Rural Water Assists in Pump Repair; Prevents Hospital and Nursing Home from Losing Service

FAYETTE, Miss. – When the City of Fayette, Miss. lost its last booster pump, the community’s nursing home and hospital were in danger of losing service. Assistance from the Mississippi Rural Water Association helped restore water to the community and prevent a disaster.

The city was supposed to have three booster pumps and a service pump, but two of the booster pumps had been out of service for several months and the remaining pumps were not operating at full capacity. When the service pump failed, several sections of the community were left without water.

“We had to cancel school and my nursing home and my hospital were about to lose water,” said Fayette Mayor Londell Enoches.

The community began calling state agencies, looking for assistance.

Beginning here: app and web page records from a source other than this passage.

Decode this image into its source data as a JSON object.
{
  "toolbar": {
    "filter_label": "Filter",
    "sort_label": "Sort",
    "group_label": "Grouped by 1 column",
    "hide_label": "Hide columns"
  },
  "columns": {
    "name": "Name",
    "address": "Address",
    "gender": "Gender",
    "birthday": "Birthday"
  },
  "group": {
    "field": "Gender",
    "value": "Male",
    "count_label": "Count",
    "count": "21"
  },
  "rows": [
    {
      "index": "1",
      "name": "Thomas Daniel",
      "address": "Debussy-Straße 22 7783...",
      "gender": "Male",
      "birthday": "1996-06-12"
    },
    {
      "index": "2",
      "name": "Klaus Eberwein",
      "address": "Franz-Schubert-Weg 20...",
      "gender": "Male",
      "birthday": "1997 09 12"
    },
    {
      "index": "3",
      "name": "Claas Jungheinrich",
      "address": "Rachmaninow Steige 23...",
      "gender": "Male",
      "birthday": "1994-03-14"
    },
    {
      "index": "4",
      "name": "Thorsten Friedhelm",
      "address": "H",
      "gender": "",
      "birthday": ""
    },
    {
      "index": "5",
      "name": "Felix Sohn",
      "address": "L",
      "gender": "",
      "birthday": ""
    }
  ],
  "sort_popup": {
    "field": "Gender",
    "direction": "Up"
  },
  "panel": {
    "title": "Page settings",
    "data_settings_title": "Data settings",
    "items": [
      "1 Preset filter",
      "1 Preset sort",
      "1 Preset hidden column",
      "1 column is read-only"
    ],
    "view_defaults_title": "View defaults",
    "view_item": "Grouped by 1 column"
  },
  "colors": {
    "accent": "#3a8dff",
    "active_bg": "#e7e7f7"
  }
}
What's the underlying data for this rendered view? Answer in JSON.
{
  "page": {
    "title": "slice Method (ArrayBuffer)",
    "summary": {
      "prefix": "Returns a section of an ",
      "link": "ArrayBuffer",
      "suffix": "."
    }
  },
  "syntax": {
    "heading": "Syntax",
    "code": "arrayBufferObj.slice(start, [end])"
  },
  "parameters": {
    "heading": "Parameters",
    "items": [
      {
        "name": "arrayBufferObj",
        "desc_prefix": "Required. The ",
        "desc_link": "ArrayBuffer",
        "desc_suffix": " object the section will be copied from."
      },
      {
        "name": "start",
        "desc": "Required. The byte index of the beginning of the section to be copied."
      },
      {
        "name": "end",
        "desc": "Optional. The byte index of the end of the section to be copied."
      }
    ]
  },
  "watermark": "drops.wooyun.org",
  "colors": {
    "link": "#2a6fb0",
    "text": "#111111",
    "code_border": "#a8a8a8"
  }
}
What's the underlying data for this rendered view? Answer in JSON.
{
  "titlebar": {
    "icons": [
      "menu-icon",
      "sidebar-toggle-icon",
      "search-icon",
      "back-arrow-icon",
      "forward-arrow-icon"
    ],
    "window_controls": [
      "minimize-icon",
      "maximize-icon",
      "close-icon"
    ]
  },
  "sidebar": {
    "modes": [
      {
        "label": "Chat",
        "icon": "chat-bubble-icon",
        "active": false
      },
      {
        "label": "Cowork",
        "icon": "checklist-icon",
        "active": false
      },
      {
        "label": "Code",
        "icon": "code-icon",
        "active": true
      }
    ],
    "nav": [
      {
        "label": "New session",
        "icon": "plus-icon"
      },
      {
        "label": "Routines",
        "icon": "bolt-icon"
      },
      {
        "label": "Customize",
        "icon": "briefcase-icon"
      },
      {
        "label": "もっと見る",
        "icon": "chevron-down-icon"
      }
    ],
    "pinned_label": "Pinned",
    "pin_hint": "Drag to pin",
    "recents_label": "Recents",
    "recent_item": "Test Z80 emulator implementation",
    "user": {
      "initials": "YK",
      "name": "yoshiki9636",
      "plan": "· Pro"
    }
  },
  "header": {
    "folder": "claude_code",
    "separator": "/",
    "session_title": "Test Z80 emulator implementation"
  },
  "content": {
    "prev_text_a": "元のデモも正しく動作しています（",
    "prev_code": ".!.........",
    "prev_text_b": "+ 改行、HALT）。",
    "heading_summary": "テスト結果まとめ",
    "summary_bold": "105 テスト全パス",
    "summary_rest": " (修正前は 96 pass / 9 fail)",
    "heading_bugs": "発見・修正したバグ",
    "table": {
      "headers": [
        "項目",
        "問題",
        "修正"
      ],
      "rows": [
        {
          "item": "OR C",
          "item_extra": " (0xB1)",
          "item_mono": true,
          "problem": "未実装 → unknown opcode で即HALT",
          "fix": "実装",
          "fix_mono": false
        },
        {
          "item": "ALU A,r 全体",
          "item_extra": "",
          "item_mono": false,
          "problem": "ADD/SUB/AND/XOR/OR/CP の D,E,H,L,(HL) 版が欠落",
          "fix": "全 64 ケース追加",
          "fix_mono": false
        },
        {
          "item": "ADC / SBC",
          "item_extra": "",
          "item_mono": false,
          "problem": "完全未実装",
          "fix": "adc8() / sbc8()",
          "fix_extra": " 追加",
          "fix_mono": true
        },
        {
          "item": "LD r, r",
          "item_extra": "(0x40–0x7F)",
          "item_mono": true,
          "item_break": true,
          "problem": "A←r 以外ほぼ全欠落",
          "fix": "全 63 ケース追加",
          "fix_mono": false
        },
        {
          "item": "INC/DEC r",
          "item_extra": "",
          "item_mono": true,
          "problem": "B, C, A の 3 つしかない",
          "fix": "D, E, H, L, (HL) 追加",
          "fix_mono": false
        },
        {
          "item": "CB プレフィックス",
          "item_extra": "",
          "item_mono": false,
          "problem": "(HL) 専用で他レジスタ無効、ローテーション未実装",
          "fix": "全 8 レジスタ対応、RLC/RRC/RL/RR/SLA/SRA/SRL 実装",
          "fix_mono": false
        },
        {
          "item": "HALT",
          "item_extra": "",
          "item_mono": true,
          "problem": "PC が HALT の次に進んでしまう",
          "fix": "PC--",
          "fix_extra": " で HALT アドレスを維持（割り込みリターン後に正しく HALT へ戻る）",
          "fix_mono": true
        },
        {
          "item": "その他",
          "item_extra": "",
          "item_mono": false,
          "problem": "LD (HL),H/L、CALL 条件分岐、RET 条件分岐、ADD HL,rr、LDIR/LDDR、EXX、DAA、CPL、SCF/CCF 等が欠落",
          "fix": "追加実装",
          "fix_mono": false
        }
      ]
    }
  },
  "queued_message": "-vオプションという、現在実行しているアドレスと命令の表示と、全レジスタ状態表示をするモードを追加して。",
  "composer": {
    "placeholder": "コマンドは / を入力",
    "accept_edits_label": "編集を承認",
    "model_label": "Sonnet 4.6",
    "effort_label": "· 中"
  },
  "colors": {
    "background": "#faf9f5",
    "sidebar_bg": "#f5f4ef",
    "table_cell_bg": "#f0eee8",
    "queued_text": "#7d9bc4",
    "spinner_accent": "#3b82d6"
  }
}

The Mississippi Emergency Management Agency had limited options because there was no declared emergency, but they referred the community to MsRWA.

Joe Grammer, a MsRWA Circuit Rider, traveled to Fayette and began to assess the situation.

“They had ordered replacement parts, but those wouldn’t arrive for several days,” Grammer explained. “The pumps weren’t operating properly – they had a damaged impeller or something else – so they would have to be rebuilt.”

The Circuit Rider started calling supply companies and local well drillers, trying to locate parts. A drilling company directed him to Precision Armature, an electric motor shop. A tech from Precision Armature came to Fayette to assist with servicing the motors and pumps.

“He helped get one motor working,” Grammer said. “We disassembled the pumps. Then we used the best parts – we picked out the best impeller – to rebuild one good pump.”

“We got the city back up before dark.”

After the emergency, Grammer continued to assist the system.

“They had an aerator that was off-line because it had a split in the bottom,” he explained. “Mississippi Rural Water helped them locate another aerator.”

The Fayette water system needs to add lyme to change the Ph of their water and make it less corrosive. When one of their lyme feeders broke, Grammer helped locate a feeder from another community that had recently upgraded their equipment and helped arrange for Fayette to purchase the used feeder.

The assistance has been critical to allowing Fayette to provide clean drinking water to their 1,600 residents.

“I have much respect for Mr. Grammer,” Enoches said. “His help has been very important. He’s a great asset for rural Mississippi.”